- Emotional eating is responding to stress by eating high-carbohydrate, high-calorie foods with low nutritional value.
- The quantity of food that is consumed is the primary difference between emotional eating and binge eating.
- Like most emotional symptoms, emotional eating is thought to result from a number of factors rather than a single cause.
- There are a number of potential warning signs for emotional eating.
- Health professionals assess emotional eating by screening for physical and mental-health issues.
- Overcoming emotional eating involves teaching the individual healthier ways to view food and develop better eating habits, recognize their triggers for engaging in this behavior, and develop other more appropriate ways to prevent and alleviate stress.
- When untreated, emotional overeating can cause obesity, problems with weight loss, and even lead to food addiction.
- Reducing stress, using food as sustenance rather than as a way to solve problems, and using constructive ways to handle emotions can help to prevent emotional eating.
What is emotional eating?
Emotional eating is the tendency of its sufferers to respond to stress by eating, even when not hungry, often high-calorie or high-carbohydrate foods that have minimal nutritional value. The foods that emotional eaters crave are often referred to as comfort foods, like ice cream, cookies, chocolate, chips, French fries, and pizza. About 40% of people tend to eat more when stressed, while about 40% eat less and 20% experience no change in the amount of food they eat when exposed to stress.
While emotional eating can be a symptom of what mental-health professionals call atypical depression, many people who do not have clinical depression or any other mental-health issue engage in this behavior in response to momentary or chronic stress.
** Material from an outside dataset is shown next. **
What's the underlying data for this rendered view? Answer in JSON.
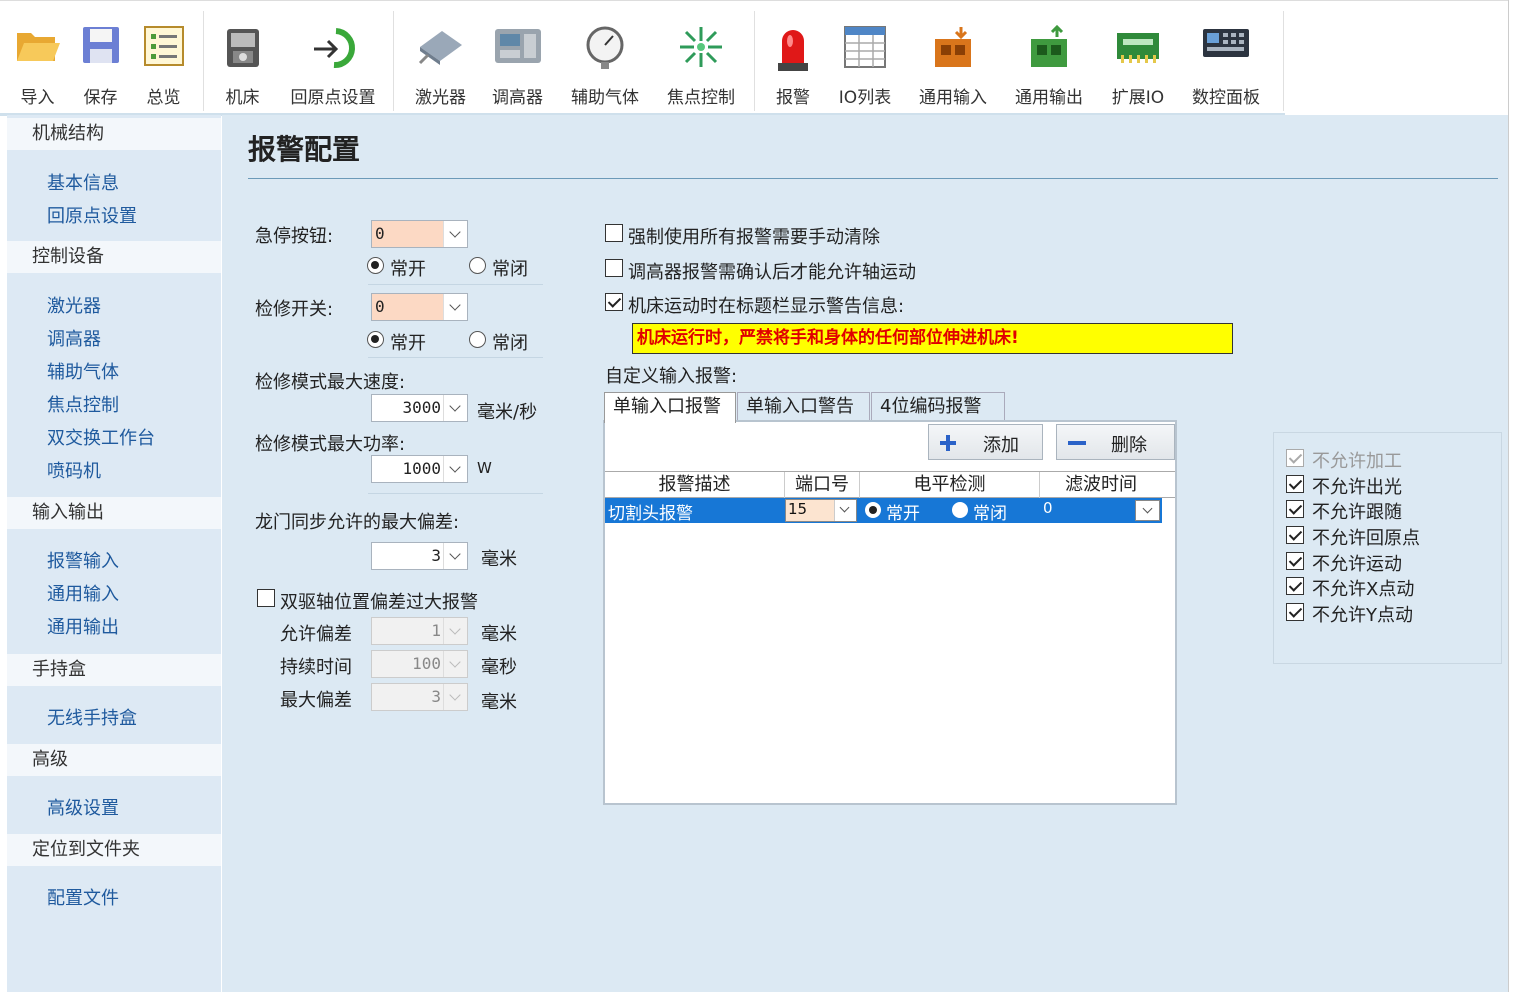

This behavior is highly common and is significant since it can interfere with maintaining a healthy diet and contribute to obesity.
Medically Reviewed by a Doctor on 4/1/2016